The Bank of England has unveiled its new £10 banknote featuring Jane Austen, on the 200th anniversary of the iconic author’s death. The problem is that the image on the note is based on a flattering portrait commissioned by Austen's nephew after the author's death at the age of 41. Compared to the only known likeness of Austen created during her lifetime -- a sketch drawn by her sister, Cassandra, showing the author with thin lips, a pointed chin, and bags under her eyes -- the image used for the note gives the author a softer, prettier, and more "airbrushed" look.
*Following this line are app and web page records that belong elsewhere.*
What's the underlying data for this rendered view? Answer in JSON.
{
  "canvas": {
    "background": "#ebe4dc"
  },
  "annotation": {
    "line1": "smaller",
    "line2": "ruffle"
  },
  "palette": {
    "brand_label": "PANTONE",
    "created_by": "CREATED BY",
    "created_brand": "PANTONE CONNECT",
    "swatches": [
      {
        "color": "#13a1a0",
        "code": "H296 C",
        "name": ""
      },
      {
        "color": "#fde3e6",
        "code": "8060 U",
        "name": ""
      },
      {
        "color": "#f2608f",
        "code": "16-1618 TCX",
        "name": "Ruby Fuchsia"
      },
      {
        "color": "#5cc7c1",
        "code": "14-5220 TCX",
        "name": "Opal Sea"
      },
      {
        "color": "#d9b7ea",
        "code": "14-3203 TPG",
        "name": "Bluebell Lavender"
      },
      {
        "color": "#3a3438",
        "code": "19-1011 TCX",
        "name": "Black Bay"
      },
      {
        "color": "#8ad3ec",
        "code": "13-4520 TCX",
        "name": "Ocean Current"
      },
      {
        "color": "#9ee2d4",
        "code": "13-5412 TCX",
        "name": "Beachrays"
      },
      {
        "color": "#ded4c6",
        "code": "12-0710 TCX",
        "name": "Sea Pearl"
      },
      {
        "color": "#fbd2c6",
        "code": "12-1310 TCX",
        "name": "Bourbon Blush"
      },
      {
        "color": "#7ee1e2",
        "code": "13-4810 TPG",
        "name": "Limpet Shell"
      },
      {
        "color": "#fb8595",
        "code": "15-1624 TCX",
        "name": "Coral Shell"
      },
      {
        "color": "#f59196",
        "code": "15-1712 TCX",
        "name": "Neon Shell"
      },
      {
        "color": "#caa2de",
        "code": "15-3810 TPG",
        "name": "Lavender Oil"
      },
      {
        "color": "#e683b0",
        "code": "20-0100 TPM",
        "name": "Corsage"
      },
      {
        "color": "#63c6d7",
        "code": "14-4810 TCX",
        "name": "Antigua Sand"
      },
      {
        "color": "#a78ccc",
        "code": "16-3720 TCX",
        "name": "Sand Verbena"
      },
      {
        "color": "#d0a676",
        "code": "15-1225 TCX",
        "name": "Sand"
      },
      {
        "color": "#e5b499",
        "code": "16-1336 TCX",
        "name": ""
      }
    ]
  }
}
The note has also drawn criticism for featuring the Pride and Prejudice quotation “I declare after all there is no enjoyment like reading!”, said by Caroline Bingley, a character who has no interest in reading and says this merely to impress Mr. Darcy.
Two women, on the money:
- “It's deeply ironic that the image chosen by the Bank of England isn't really her,” said historian Lucy Worsley. “It's an author publicity portrait” that was created after her death.
- Jane Austen and Queen Elizabeth II are the only women to be currently featured on any English banknotes.
- Social reformer Elizabeth Fry’s image appeared on the back of the £5 note until 2016, when she was replaced by Winston Churchill, a move that created plenty of controversy for the Bank of England.